Everyone has stumbled upon the expressions 20/20 vision and visual acuity. Yet, what do these terms truly mean? Understanding what they imply will help you appreciate how an eye specialist determines the state of your vision in an eye exam.
The term 20/20 vision indicates the accuracy of your eyesight measured at a distance of 20 feet. If you have 20/20 eyesight, that means that from a distance of 20 feet you're able to accurately see that which is normally seen from that distance. To give an extreme example, 20/100 eyesight indicates that to see what most people can see from 100 feet, you would have to stand only 20 feet away. Obviously, if this was the case, you would be very near sighted.
Each eye is tested on its own. When the optometrist asks you to read the letters on the eye chart, the smallest letters you can properly read determine the visual acuity in the eye being evaluated.
20/20 vision doesn't necessarily mean you have perfect eyesight, because it only assesses your distance vision. There are other really vital vision skills; being able to focus on objects that are close by, contrast sensitivity, peripheral vision, eye coordination, depth perception and color vision – these are aspects of healthy vision. More importantly, a patient with 20/20 vision can certainly still have unhealthy eyes. People with damage to the retina due to glaucoma, diabetes, high blood pressure, or other conditions are still able to have 20/20 vision, without the help of glasses. This is why an optometrist will always carry out a comprehensive eye exam, as opposed to just a simple visual acuity exam.

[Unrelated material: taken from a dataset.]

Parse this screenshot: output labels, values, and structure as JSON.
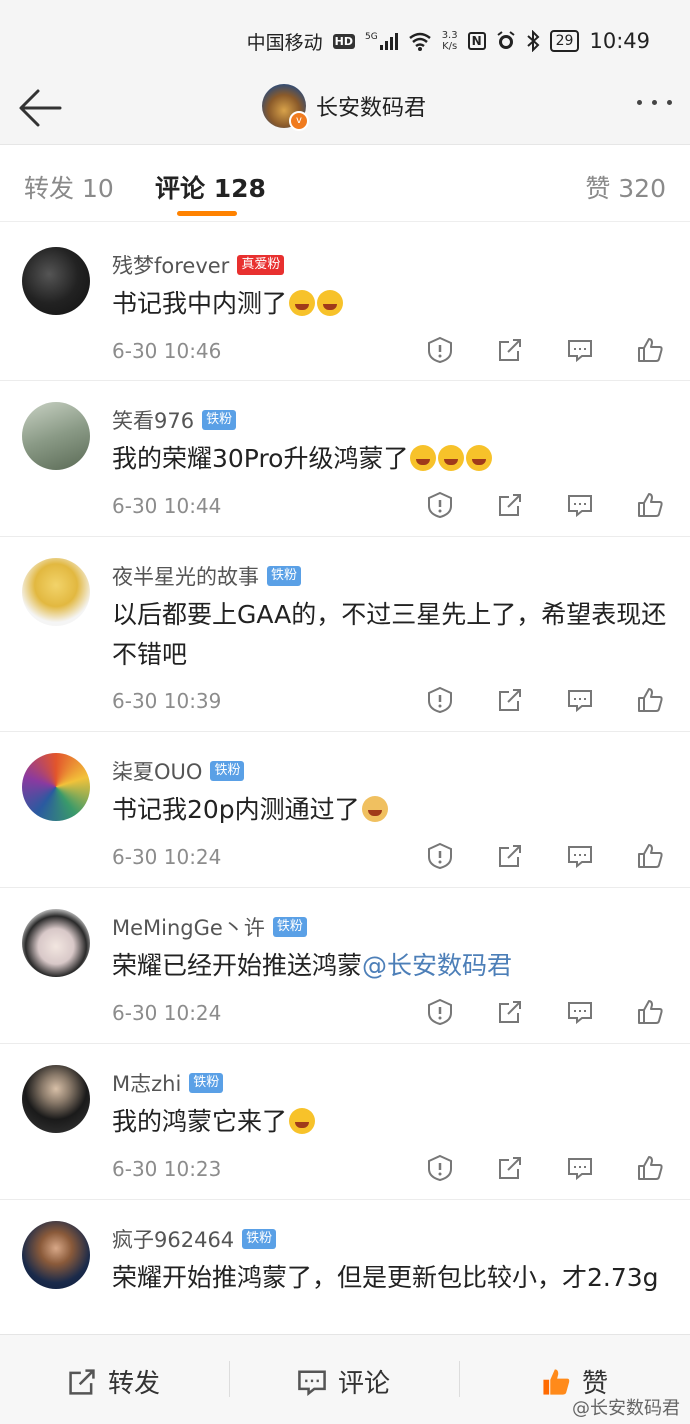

During your next eye exam, you'll understand why you're asked to read letters from the eye chart, and more!